▶ _What is expected_: This exercise calls for every line of the listing below that contains the word "FESTIVALS".

▶ _Source material_:
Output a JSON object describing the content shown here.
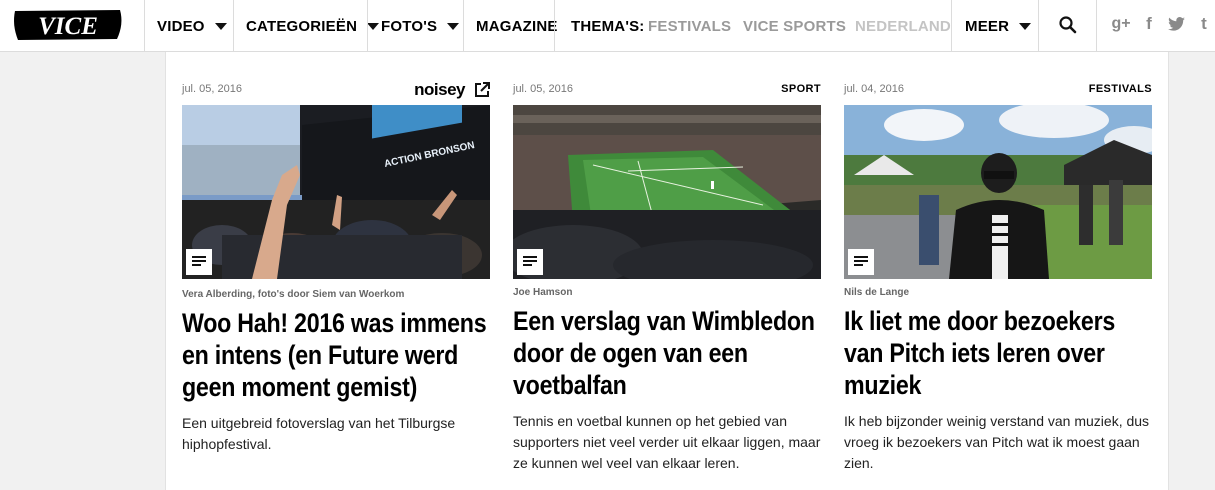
{
  "nav": {
    "logo_text": "VICE",
    "video": "VIDEO",
    "categories": "CATEGORIEËN",
    "photos": "FOTO'S",
    "magazine": "MAGAZINE",
    "themes_label": "THEMA'S:",
    "theme_festivals": "FESTIVALS",
    "theme_sports": "VICE SPORTS",
    "theme_nederland": "NEDERLAND",
    "more": "MEER",
    "icons": [
      "search-icon",
      "google-plus-icon",
      "facebook-icon",
      "twitter-icon",
      "tumblr-icon"
    ],
    "social": {
      "gplus": "g+",
      "facebook": "f",
      "tumblr": "t"
    }
  },
  "articles": [
    {
      "date": "jul. 05, 2016",
      "section": "",
      "brand": "noisey",
      "byline": "Vera Alberding, foto's door Siem van Woerkom",
      "title": "Woo Hah! 2016 was immens en intens (en Future werd geen moment gemist)",
      "description": "Een uitgebreid fotoverslag van het Tilburgse hiphopfestival.",
      "image_icon": "festival-stage-photo"
    },
    {
      "date": "jul. 05, 2016",
      "section": "SPORT",
      "byline": "Joe Hamson",
      "title": "Een verslag van Wimbledon door de ogen van een voetbalfan",
      "description": "Tennis en voetbal kunnen op het gebied van supporters niet veel verder uit elkaar liggen, maar ze kunnen wel veel van elkaar leren.",
      "image_icon": "tennis-court-photo"
    },
    {
      "date": "jul. 04, 2016",
      "section": "FESTIVALS",
      "byline": "Nils de Lange",
      "title": "Ik liet me door bezoekers van Pitch iets leren over muziek",
      "description": "Ik heb bijzonder weinig verstand van muziek, dus vroeg ik bezoekers van Pitch wat ik moest gaan zien.",
      "image_icon": "festival-visitor-photo"
    }
  ],
  "colors": {
    "accent": "#000000",
    "muted": "#9a9a9a",
    "background": "#f1f1f1"
  }
}
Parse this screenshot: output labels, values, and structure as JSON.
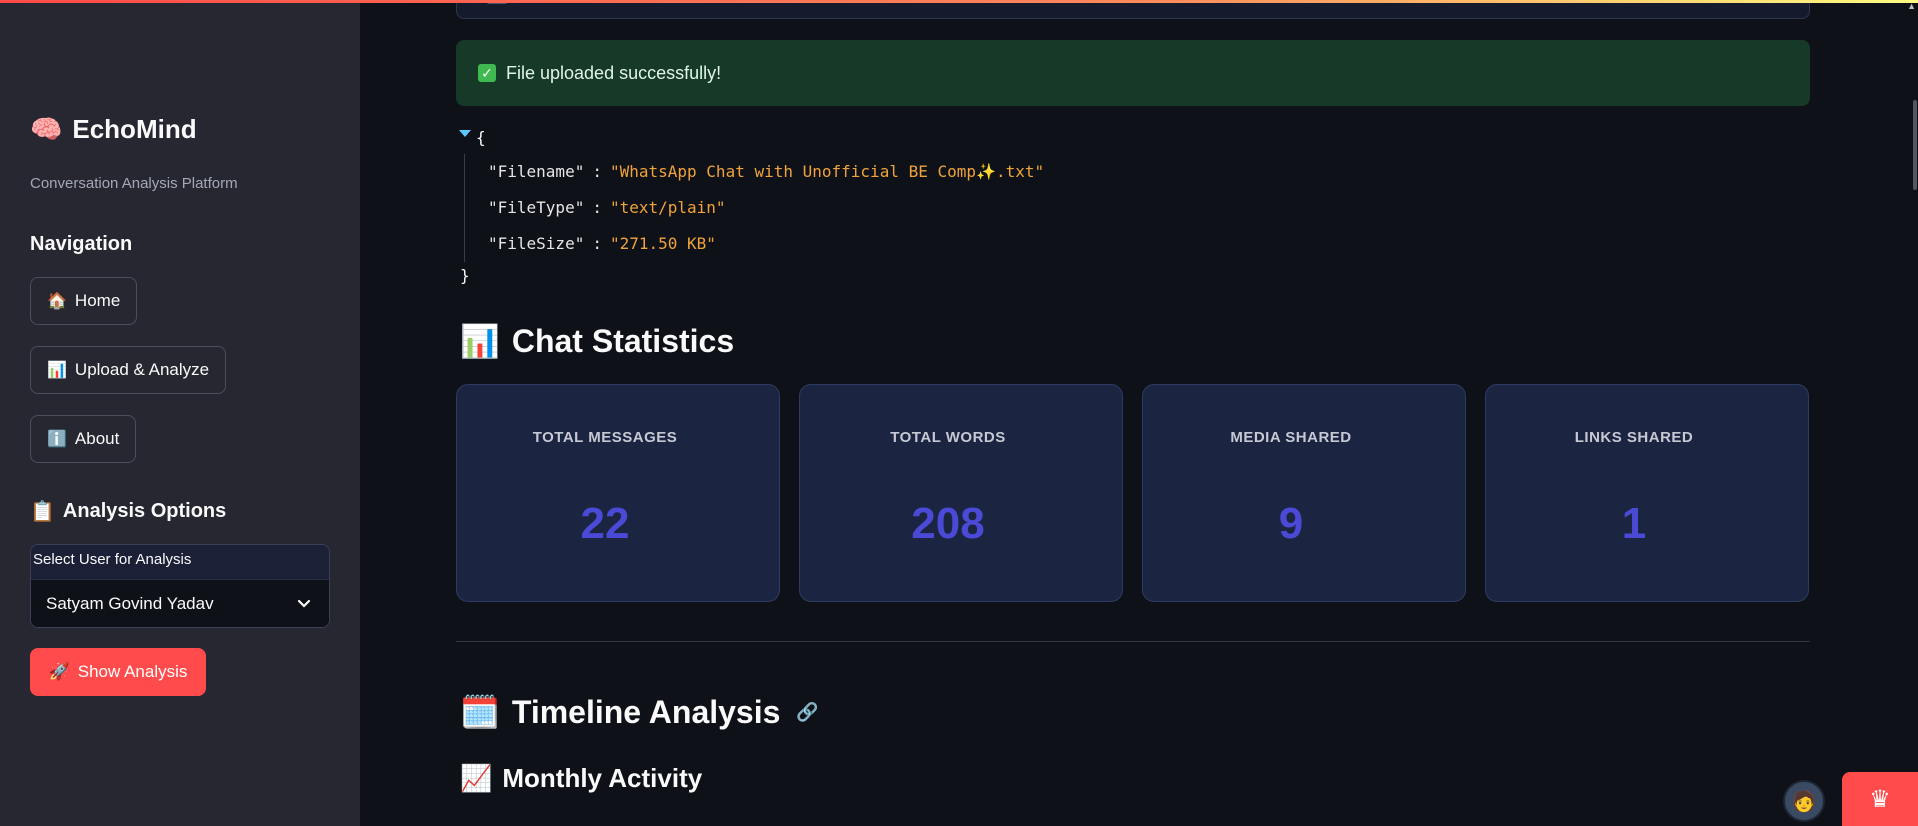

▶ _Finished exercise_:
    "theme_festivals": "FESTIVALS",
      "section": "FESTIVALS",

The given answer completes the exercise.